Which was oddly timed, as I had been thinking of that question just moments before. Not the question of who the hell I am, as I’ve long since given up on answering that (for fear of actually finding the answer, if I must be honest), but rather in an entirely separate context. It seems that this question, or variance of it to any degree, is the default introduction into a probe of an individual’s personal convictions. “What are you?” tends to precede greater questions of faith, politics, sexual orientation, and wizarding capabilities, in an attempt to frame a reference–a label–that the inquisitor can relate to. You can’t simply respond with, “Why, I’m nobody,” or, “I’m six-feet of seaweed in an ocean of autistic minnows,” as the reply lacks either functional definition, or a basis in sane reasoning. In most cases, should we feel that any reply might offset the delicate balance of conversation moving forward, we digress into a non-answer, a deflection, a rambling that so twists itself around its neck, that the entire conversation is choked off, and dies. I wa reminded of this the other day, when the owner of a business was telling me about a local news crew that had showed up earlier that day, in order to interview some of his patrons, who were well-known for their political rantings. Needless to say, once the cameras were turned on, their opinions–their defining beliefs–switched off. Instead of espousing their heartened beliefs, they deflected, and digressed, and dismissed. Why? Because they forgot them? No, because they knew that they were about to exposed on the local news for the people they intrinsically were. Their friends, neighbors, co-workers, bosses, preachers, therapists, and dogs would see them for what they truly were, and they would never be able to hide from it thereafter. They would be labeled, and unable to bend from their position.
Of course, they could have just been terrified.
I despise labels. I am constantly asked, “what are you?” at book events. It seems a preposterous question. “I’m an alien! Do Not Run, I Am Your Friend!” (of course, at least one of my sibling would certainly agree with that) It seems that, in order to continue conversing on religion, there needs to be a frame of reference. If I say that I am a Baptist, then all further answers I offer are based in comparison to that line of faith. Deviate from the scripted path of the Baptist, in any fashion, and I stand as a potential hypocrite. Much the same for politics. If I say that I am a Republican, or if I say that I am a Democrat, then I must believe in a certain philosophy, or support specific policies. Deviate, and I’m a Mugwump. Adhere strictly to the law on that side of the fence, and I’m an unwavering, uncompromising doo-doo head (ah, to be four again). There is no flexibility of thought, and no possibility of acknowledging fault, or flaw, in that line of reasoning. To do so would be an abandonment of my, “core beliefs”, because of who I profess to be–who I am labeled as.

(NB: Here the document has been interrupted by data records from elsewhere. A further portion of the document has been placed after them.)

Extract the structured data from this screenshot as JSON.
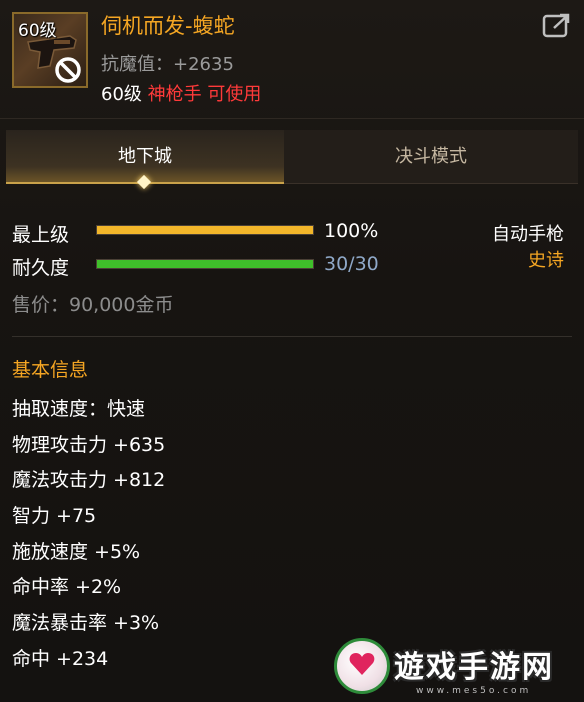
{
  "item": {
    "level_badge": "60级",
    "name": "伺机而发-蝮蛇",
    "stat_line": "抗魔值：+2635",
    "req_level": "60级",
    "req_class": "神枪手 可使用"
  },
  "tabs": [
    {
      "label": "地下城",
      "active": true
    },
    {
      "label": "决斗模式",
      "active": false
    }
  ],
  "bars": [
    {
      "label": "最上级",
      "value_text": "100%",
      "fill": 1.0,
      "color": "#f2b62a",
      "value_color": "#ffffff"
    },
    {
      "label": "耐久度",
      "value_text": "30/30",
      "fill": 1.0,
      "color": "#3fbf2a",
      "value_color": "#8fa8c8"
    }
  ],
  "weapon_type": "自动手枪",
  "rarity": "史诗",
  "price": "售价：90,000金币",
  "basic_info": {
    "title": "基本信息",
    "attributes": [
      "抽取速度：快速",
      "物理攻击力 +635",
      "魔法攻击力 +812",
      "智力 +75",
      "施放速度 +5%",
      "命中率 +2%",
      "魔法暴击率 +3%",
      "命中 +234"
    ]
  },
  "watermark": {
    "text": "遊戏手游网",
    "url": "www.mes5o.com"
  },
  "colors": {
    "accent_gold": "#f5a623",
    "class_red": "#ff3a3a",
    "tab_border": "#c9a24a"
  },
  "icons": [
    "pistol-icon",
    "forbidden-icon",
    "share-icon",
    "tab-diamond-icon",
    "heart-logo-icon"
  ]
}
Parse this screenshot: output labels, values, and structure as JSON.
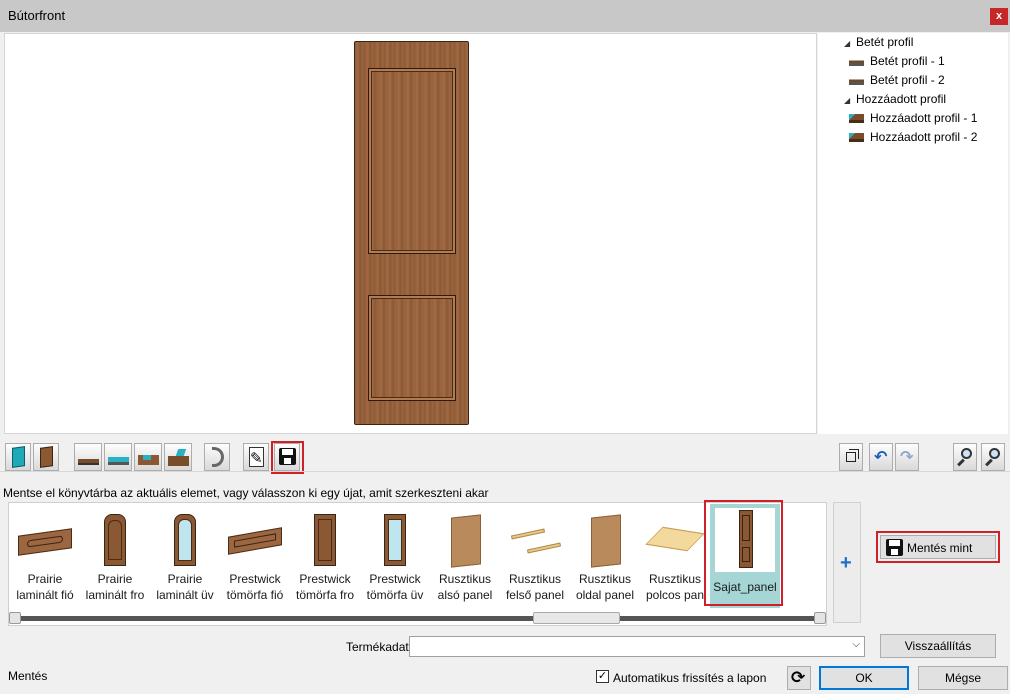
{
  "window": {
    "title": "Bútorfront",
    "close_label": "x"
  },
  "tree": {
    "groups": [
      {
        "label": "Betét profil",
        "children": [
          "Betét profil - 1",
          "Betét profil - 2"
        ]
      },
      {
        "label": "Hozzáadott profil",
        "children": [
          "Hozzáadott profil - 1",
          "Hozzáadott profil - 2"
        ]
      }
    ]
  },
  "toolbar": {
    "icons": [
      "front-panel-icon",
      "front-panel-wood-icon",
      "profile-flat-icon",
      "profile-glass-icon",
      "profile-groove-icon",
      "profile-added-icon",
      "rotate-icon",
      "edit-icon",
      "save-icon",
      "cube-view-icon",
      "undo-icon",
      "redo-icon",
      "zoom-in-icon",
      "zoom-out-icon"
    ],
    "active": "save-icon"
  },
  "library": {
    "hint": "Mentse el könyvtárba az aktuális elemet, vagy válasszon ki egy újat, amit szerkeszteni akar",
    "items": [
      {
        "line1": "Prairie",
        "line2": "laminált fió"
      },
      {
        "line1": "Prairie",
        "line2": "laminált fro"
      },
      {
        "line1": "Prairie",
        "line2": "laminált üv"
      },
      {
        "line1": "Prestwick",
        "line2": "tömörfa fió"
      },
      {
        "line1": "Prestwick",
        "line2": "tömörfa fro"
      },
      {
        "line1": "Prestwick",
        "line2": "tömörfa üv"
      },
      {
        "line1": "Rusztikus",
        "line2": "alsó panel"
      },
      {
        "line1": "Rusztikus",
        "line2": "felső panel"
      },
      {
        "line1": "Rusztikus",
        "line2": "oldal panel"
      },
      {
        "line1": "Rusztikus",
        "line2": "polcos pan"
      },
      {
        "line1": "Sajat_panel",
        "line2": ""
      }
    ],
    "selected_index": 10,
    "add_label": "+",
    "save_as_label": "Mentés mint"
  },
  "form": {
    "product_label": "Termékadat",
    "product_value": "",
    "reset_label": "Visszaállítás",
    "auto_refresh_label": "Automatikus frissítés a lapon",
    "auto_refresh_checked": "✓",
    "ok_label": "OK",
    "cancel_label": "Mégse"
  },
  "status": {
    "text": "Mentés"
  },
  "colors": {
    "accent_red": "#d0202a",
    "selection": "#a5d5d5",
    "wood": "#9b6640"
  }
}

Label me a fool. Label me odd. Label me strange, and somewhat off-kilter. These are natural tendencies that I do not have to revisit in order to maintain. They are behaviors, they are patterns, they are ME. But, historically speaking, find a president who governed to the populace by way of leaning too far to one side, or the other. Not an easy task. Find a religious leader who spoke to, and inspired, a global audience by condemning every other faith, save for their own. Not gonna happen. There is a reason why Presidents who govern from the Center are so popular, and successful. There is a reason why the Dalai Lama is so popular, and considered so kindly. There is a reason why Devil Fiction is not a real category, and why people in the publishing industry cringe when they hear the word, “satire.” Once you are defined by a label, or once a label is set in place to define all those who follow it, flexibility of thought, and of choice, is limited.
Corey Haim was a victim of this. He couldn’t do a movie without Corey Feldman that anyone would want to watch, and he was forever a child actor, with limited ability. Once the label of, “child”, was removed–when adulthood came knocking, he was no longer Corey Haim. At least not the Corey Haim we knew. He was just, “that guy who used to be a child actor, that was in those movies with that other Corey guy.” I think that saddens me more than his death.
So, who am I?
I’m ME. That should be enough.